Gutenberg 9.1 was released to the public on Wednesday. The team announced over 200 commits from 77 contributors in its release post yesterday. One of the biggest changes to the interface was the addition of a new dropdown selector for block pattern categories. The team also reverted the block-based widgets section in the customizer and added an image size control to the Media & Text block.
One of the main focuses of this release was improving the block-based widgets editor. The feature was taken out of the experimental stage in Gutenberg 8.9 and continues to improve. The widgets screen now uses the same inserter UI as the post-editing screen. However, users can currently only insert regular blocks. Patterns and reusable blocks are still not included.
Theme authors can now control aspects of the block editor via a custom
theme.json file. This is part of the ongoing Global Styles project, which will allow theme authors to configure features for their users.
The development team has also added an explicit box-sizing style rule to the Cover and Group blocks. This is to avoid any potential issues with the new padding/spacing options. Theme authors who rely on the block editor styles should test their themes to make sure this change does not break anything.
Better Pattern Organization
I have been calling for the return of the tabbed pattern categories since Gutenberg 8.0, which was a regression from previous versions. For 11 versions, users have had to scroll and scroll and scroll through every block pattern just to find the one they wanted. The development team has sought to address this issue by using a category dropdown selector. When selecting a specific category, its patterns will appear.
At first, I was unsure about this method over the old tabbed method. However, after some use, it feels like the right direction.
As more and more theme and plugin authors add block pattern categories to users’ sites, the dropdown is a more sensible route. Even tabs could become unwieldy over time. The dropdown better organizes the list of categories and makes the UI cleaner. More than anything, I am enjoying the experience and look forward to this eventually landing in WordPress 5.6 later this year.
Customizer Widgets Reverted
On the subject of WordPress 5.6, one of its flagship features has been hitting some roadblocks. Block-based widgets are expected to land in core with the December release, but the team just reverted part of the feature. They had to remove the widgets block editor from the customizer they added just two major releases ago.
It was for the best. The customizer’s block-based widgets editor was fundamentally broken. It was not ready for primetime and should have remained in the experimental stage until it was somewhat usable.

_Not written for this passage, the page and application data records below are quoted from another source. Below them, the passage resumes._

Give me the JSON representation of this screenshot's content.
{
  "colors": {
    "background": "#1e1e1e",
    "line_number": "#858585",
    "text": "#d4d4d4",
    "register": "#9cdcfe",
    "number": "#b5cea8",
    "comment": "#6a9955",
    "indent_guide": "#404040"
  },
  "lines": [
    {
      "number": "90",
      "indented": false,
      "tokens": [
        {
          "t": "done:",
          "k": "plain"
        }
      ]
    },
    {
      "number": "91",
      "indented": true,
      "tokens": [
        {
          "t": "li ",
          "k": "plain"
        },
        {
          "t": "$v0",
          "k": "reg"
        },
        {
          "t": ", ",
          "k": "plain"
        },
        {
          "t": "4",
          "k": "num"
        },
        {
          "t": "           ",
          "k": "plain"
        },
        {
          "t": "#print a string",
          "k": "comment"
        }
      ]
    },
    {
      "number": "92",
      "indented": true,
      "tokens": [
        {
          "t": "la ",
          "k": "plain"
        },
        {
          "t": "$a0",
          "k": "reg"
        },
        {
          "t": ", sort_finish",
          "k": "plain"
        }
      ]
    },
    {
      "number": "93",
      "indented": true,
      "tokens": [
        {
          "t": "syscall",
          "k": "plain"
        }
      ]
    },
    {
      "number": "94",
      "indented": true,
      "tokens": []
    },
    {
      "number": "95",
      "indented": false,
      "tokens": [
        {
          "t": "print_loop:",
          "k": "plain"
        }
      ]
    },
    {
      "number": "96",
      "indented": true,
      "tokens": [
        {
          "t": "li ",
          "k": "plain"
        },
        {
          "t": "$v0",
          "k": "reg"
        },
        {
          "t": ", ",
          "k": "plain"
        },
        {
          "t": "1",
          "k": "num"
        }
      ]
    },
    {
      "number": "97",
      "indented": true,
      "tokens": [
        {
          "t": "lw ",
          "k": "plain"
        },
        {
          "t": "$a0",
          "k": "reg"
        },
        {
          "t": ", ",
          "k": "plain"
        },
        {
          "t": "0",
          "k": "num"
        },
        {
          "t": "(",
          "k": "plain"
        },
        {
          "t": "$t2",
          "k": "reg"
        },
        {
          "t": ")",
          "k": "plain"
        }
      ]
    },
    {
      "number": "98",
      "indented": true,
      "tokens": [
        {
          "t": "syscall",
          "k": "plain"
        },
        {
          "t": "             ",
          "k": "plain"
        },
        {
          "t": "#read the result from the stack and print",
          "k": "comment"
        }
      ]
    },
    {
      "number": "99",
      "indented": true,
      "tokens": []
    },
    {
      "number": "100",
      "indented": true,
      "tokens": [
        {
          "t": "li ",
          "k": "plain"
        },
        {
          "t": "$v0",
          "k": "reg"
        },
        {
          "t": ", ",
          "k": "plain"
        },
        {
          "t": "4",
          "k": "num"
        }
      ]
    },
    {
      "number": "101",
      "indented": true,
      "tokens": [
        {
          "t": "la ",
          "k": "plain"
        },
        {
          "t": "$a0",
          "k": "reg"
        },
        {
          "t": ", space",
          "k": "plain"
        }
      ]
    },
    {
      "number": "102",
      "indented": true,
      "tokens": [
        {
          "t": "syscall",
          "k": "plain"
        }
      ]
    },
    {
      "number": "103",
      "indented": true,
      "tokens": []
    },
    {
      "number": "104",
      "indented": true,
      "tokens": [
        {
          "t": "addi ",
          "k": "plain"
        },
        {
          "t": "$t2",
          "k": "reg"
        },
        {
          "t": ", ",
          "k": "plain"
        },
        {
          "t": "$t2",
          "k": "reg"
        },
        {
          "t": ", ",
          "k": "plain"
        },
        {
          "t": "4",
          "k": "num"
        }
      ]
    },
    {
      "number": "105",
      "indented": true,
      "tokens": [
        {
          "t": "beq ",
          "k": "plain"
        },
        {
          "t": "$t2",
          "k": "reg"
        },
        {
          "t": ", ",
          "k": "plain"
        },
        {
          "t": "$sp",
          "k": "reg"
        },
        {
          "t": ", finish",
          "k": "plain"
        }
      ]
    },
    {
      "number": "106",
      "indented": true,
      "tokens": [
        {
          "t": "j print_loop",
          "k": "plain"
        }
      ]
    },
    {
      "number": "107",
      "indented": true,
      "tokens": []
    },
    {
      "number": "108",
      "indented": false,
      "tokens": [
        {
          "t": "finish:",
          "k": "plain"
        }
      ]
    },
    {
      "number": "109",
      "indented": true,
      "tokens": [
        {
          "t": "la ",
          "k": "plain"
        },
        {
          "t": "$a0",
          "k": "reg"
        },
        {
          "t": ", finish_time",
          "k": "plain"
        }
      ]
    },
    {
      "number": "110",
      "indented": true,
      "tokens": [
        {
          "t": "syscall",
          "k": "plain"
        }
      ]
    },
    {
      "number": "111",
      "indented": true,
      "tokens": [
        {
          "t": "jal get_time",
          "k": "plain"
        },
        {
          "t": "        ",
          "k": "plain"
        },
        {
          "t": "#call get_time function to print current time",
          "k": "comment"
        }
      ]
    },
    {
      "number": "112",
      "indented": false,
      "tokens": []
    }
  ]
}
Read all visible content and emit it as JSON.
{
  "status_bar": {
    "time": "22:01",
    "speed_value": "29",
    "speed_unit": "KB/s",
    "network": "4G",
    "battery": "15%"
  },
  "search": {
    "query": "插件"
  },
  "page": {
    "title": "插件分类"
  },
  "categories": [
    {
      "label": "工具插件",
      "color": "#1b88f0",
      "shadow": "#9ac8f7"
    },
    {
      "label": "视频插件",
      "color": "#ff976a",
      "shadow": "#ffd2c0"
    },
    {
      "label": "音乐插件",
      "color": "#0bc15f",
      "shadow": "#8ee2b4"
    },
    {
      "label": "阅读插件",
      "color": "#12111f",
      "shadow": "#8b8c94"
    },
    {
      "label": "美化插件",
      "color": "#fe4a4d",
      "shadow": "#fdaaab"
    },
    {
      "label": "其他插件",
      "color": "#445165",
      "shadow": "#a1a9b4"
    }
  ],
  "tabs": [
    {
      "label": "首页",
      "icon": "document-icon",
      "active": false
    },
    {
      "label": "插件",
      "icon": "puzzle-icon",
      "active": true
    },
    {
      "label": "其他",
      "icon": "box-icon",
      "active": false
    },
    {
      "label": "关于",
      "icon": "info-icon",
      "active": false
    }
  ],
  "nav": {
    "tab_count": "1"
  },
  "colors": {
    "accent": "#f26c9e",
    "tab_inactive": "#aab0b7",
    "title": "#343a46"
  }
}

“I will approve this since the current state of the customizer in the Gutenberg plugin is broken, and there is no clear path forward about how to fix that,” wrote Andrei Draganescu in the reversion ticket. “With this patch, the normal widgets can still be edited in the customizer and the block ones don’t break it anymore. This is NOT to mean that we won’t proceed with fixing the block editor in the customizer, that is still an ongoing discussion.”
The current state of editing widgets via the customizer is at least workable with this change. If end-users add a block via the admin-side widgets editor, it will merely appear as an uneditable, faux widget named “Block” in the customizer. They will need to edit blocks via the normal widgets screen.
There is no way that WordPress can ship the current solution when 5.6 rolls out. However, we are still two months out. This leaves plenty of time for a fix, but Draganescu’s note that “there is no clear path forward” may make some people a bit uneasy at this stage of development.
Control Image Size for Media & Text
One of the bright spots in this update is the addition of an image size control to the Media & Text block. Like the normal Image block, end-users can choose from any registered image size created for their uploaded image.
This is a feature I have been looking forward to in particular. Previously, using the full-sized image often made the page weight a bit heftier than necessary. It is also nice to go along with themes that register sizes for both landscape and portrait orientations, giving users more options.